This post is in continuation to my previous posts about SharePoint 2013 App Model. You can see the previous posts here:
Before we get into the details of building useful apps using SharePoint 2013, we need to go over the app model architectural overview.
Apps for SharePoint hosting options
The SharePoint 2013 app model provides two broad approaches to hosting your apps for SharePoint:
Within the cloud-hosted approach there are two important subcategories:
These are not exclusive categories: An app for SharePoint can have both SharePoint-hosted and remotely hosted components. Each approach has key features you should consider when deciding how to host your apps.
SharePoint Hosted App
Figure 1: SharePoint-hosted apps
Figure 2: Cloud-hosted apps
In cloud hosted apps, the logic resides outside of SharePoint. The logic can reside either on IIS server OR Windows Azure OR some other cloud solution and it is going to talk to SharePoint using client side object model (CSOM) or REST services and have to be granted permission to SharePoint using OAuth.
Within this category there are two types of apps:
- Provider hosted
Provider-hosted apps for SharePoint includes components that are deployed and hosted outside of the SharePoint farm, usually by the developer. The provider-hosted app for SharePoint interacts with a SharePoint 2013 site but also uses resources and services that reside on the remote site.This approach enables you to use any hosting service you want, but it places the responsibility for creating the installation, upgrade, and uninstallation logic of the remote components on the developer.
Apps that include a Windows Azure Web Site, and possibly also a SQL Azure database, that are automatically installed when the app is installed. The Windows Azure web site and optional SQL Azure database can be included in app package, such that when you provision the app, it automatically creates Windows Azure web site and optional SQL Azure database in Azure. If you are using auto hosting for your app, each installation of the app provisions its own Windows Azure web site. The Windows Azure web sites infrastructure handles load balancing, multi-tenancy, and other important maintenance tasks for you.
Note: Cloud-hosted app is the most preferred hosting model for almost all apps. You can get full power of the web, you can choose your infrastructure and technology, you can run in IIS or in Windows Azure or even on other non-Microsoft infrastructure. Whereas SharePoint hosted apps is good for smaller apps with limited resource storage.
App Shape and Branding
When you build SharePoint apps, one of the design decision is how apps are going to look like and be presented to the user.

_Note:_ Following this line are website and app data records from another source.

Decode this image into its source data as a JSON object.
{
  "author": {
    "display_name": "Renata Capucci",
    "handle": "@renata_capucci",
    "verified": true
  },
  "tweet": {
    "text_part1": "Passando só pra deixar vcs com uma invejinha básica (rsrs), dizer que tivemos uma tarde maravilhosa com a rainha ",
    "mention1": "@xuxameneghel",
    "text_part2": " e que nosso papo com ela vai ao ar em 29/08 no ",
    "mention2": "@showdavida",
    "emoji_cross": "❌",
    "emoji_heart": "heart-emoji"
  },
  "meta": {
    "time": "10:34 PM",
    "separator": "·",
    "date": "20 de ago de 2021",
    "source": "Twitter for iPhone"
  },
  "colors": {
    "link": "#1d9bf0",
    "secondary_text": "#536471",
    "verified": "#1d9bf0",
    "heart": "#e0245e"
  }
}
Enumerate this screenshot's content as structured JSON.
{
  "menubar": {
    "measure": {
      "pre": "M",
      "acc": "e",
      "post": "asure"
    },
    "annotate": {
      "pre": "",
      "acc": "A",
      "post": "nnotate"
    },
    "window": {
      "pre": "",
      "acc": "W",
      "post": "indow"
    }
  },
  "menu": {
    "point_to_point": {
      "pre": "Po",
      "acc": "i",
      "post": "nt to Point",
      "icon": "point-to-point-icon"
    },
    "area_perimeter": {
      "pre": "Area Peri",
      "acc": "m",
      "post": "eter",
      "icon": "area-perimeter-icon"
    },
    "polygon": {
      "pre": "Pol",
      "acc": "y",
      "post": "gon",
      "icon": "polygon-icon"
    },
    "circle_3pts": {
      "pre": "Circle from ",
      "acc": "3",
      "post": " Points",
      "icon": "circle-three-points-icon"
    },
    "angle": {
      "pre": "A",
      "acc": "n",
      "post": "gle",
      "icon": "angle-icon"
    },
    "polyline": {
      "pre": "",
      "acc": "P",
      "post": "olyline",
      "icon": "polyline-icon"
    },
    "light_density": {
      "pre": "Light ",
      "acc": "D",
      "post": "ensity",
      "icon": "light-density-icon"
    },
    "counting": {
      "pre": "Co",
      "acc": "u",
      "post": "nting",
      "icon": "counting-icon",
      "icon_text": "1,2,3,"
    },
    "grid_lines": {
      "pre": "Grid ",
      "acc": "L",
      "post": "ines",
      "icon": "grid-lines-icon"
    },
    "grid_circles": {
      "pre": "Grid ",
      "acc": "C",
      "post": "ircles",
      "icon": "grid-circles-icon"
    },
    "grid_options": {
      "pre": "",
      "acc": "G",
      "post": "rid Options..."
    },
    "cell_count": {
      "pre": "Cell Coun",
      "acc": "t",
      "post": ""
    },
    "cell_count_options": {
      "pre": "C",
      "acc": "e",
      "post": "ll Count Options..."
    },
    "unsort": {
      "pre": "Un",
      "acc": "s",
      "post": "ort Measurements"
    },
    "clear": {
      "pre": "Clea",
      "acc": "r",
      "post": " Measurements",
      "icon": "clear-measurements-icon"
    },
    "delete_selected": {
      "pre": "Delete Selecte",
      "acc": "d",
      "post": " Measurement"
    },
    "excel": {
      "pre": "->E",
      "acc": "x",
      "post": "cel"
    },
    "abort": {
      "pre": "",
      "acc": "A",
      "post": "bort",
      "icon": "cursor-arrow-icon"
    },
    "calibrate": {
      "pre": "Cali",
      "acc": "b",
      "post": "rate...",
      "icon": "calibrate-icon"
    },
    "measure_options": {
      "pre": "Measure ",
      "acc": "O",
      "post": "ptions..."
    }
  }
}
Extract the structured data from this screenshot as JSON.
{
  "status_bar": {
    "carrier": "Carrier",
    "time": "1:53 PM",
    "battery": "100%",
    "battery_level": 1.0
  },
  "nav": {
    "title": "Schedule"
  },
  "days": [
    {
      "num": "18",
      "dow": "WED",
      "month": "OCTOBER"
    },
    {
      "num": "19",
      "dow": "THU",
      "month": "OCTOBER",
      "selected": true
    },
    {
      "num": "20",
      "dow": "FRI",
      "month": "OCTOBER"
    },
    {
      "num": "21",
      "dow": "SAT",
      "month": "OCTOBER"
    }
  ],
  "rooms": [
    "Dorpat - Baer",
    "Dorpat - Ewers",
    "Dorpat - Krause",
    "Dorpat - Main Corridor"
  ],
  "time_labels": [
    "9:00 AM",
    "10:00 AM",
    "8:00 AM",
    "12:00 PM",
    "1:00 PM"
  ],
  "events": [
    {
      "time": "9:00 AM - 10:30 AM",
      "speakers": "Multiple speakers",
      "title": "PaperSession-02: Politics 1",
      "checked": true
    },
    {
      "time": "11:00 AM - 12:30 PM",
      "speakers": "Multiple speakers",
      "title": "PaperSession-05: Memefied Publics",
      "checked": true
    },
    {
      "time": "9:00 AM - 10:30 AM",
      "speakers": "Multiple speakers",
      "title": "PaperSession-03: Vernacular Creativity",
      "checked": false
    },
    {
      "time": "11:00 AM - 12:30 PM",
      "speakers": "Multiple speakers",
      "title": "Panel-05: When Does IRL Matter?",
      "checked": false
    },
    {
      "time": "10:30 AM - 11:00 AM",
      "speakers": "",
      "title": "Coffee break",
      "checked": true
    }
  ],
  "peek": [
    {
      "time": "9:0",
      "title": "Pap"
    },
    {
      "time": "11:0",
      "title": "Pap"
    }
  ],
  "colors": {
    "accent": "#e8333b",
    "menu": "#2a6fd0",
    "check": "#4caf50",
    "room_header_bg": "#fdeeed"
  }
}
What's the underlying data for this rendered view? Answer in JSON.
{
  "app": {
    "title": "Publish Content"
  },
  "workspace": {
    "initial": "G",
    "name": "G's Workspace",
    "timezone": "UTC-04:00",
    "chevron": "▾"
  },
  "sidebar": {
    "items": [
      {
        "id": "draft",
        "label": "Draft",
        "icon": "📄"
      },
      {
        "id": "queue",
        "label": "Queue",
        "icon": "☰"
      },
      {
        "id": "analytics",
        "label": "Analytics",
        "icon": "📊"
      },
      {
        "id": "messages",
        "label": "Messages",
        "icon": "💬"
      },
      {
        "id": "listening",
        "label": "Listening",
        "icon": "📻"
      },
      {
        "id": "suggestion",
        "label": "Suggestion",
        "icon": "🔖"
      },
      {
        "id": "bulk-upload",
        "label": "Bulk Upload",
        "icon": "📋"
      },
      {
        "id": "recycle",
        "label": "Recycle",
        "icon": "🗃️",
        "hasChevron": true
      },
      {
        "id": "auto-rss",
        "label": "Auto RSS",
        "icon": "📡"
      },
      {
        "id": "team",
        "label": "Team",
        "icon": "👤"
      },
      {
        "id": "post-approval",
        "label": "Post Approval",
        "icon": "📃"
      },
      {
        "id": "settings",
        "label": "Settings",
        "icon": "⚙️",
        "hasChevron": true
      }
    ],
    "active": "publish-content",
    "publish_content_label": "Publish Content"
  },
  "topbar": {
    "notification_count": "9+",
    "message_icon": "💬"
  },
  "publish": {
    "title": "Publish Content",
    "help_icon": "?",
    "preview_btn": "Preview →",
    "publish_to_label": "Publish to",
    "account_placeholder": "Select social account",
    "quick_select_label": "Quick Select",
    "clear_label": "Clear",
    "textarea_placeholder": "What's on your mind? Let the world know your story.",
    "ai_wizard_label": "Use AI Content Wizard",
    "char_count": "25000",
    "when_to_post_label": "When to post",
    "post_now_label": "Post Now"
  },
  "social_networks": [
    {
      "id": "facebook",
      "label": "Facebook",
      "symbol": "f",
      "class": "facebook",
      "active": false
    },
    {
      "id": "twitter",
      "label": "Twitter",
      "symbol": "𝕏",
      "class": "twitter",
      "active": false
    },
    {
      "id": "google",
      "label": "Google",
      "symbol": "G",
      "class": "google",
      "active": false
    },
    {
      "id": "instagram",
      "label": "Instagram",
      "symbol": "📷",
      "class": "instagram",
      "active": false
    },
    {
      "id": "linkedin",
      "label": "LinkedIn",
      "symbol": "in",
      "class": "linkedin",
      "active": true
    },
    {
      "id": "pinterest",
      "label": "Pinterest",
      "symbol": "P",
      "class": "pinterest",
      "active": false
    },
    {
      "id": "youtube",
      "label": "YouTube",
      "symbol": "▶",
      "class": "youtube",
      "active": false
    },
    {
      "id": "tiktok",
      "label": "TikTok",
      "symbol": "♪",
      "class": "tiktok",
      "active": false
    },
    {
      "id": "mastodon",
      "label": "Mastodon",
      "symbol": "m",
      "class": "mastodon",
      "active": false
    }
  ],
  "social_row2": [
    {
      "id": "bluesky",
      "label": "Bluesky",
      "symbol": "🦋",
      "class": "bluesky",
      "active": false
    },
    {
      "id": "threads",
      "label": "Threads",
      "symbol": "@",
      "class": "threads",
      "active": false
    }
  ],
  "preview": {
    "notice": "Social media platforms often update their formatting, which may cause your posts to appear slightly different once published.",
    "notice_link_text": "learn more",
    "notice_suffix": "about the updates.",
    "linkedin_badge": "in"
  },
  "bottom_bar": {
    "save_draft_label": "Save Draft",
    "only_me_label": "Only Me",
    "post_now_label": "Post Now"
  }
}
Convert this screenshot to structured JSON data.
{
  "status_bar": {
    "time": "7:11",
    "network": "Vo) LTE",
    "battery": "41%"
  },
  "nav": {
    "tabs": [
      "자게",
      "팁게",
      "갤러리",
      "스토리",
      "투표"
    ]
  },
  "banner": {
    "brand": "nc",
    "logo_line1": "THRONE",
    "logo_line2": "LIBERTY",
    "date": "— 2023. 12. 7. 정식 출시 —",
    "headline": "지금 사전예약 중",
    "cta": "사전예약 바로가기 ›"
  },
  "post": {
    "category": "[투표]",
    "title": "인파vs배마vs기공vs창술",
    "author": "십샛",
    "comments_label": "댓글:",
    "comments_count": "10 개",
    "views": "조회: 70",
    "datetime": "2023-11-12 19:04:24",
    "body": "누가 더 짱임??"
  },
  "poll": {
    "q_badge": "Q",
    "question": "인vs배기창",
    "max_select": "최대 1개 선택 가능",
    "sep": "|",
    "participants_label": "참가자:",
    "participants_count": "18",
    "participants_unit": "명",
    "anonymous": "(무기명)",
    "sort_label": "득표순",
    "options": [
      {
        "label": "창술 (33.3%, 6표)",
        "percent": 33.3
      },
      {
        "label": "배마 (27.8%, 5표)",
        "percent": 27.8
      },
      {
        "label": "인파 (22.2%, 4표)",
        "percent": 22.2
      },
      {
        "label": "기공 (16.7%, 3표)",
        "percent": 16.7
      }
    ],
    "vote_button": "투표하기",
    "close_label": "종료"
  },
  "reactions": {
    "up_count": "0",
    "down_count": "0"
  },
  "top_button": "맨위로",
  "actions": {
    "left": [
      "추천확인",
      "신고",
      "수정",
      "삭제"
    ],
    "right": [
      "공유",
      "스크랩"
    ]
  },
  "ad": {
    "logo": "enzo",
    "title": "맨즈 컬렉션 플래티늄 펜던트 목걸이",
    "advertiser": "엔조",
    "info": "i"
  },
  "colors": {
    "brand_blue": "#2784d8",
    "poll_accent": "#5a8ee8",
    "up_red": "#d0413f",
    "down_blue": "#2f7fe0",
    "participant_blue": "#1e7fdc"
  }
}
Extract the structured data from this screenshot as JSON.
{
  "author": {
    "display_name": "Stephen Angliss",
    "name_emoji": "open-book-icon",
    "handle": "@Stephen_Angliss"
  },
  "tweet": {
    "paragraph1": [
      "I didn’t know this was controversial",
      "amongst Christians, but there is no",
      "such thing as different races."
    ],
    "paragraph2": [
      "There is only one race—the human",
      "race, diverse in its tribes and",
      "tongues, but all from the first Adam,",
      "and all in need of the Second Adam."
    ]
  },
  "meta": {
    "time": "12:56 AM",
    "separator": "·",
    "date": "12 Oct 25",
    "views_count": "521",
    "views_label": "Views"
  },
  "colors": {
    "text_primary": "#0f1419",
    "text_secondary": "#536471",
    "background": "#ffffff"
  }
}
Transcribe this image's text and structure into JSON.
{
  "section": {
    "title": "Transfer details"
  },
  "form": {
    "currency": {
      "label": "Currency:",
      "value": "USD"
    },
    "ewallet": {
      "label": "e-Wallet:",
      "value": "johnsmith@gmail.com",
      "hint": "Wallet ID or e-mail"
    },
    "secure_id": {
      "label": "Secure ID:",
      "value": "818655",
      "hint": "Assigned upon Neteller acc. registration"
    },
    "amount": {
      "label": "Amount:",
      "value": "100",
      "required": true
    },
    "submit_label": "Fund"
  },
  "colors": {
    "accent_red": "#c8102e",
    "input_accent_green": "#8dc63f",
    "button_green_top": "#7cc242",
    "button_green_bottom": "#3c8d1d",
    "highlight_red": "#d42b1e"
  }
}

To design the user experience of the app, you need to understand the following:
- App Shape
Apps for SharePoint fit seamlessly into the SharePoint website where they are installed.
Figure 3: App Shapes option
As shown in figure above, the apps can have three possible type of shapes:
Immersive: An app for SharePoint provides a fully immersive experience and optionally can extend some of the existing UI, such as in menus, or by providing embeddable parts for other pages. Immersive apps will take entire browser experience.
App Part: App parts surface an IFrame element that contains content from your app. Imagine these apps as the ones which add something like a web part to the SharePoint site e.g. weather monitor app. An App Part is nothing but a type of Web Part that is represented by the ClientWebPart class. This kind of Web Part is essentially a wrapper for an IFrame that would host a page of the app.
Extension App: You need to use extension app when you create new actions for documents or list items. Ribbon or context menu extensions make your app available on list items, documents, or anywhere else a ribbon is shown. An app can add links like ribbon, custom actions or ECB menu to the host web. When user will click on the link, user will be redirected to the app web.
Figure 4: Chrome control in a web page
Microsoft has recommended design process as well as basic guidelines for developing quality user experiences for apps. Refer to this link UX design for apps in SharePoint 2013 to understand the recommended UX design process for apps for SharePoint.
Developers are going to primarily use three different types of branding:
App Template: The app template is the default branding option in Visual Studio when you create an app web and pages within that web. The app template can be used only for SharePoint-hosted ASPX pages. The template includes the app.master master page.
Custom Branding: If, instead of aligning to the host site’s theme and fitting into the SharePoint site where your app is installed, you want to use your own brand inside your app, you will have to build your chrome from scratch. However, you should still have a "back to site" link in the upper-left corner of the page that redirects the user back to the site where the app is installed.
In the next post, I will mention about details around SharePoint Hosted apps.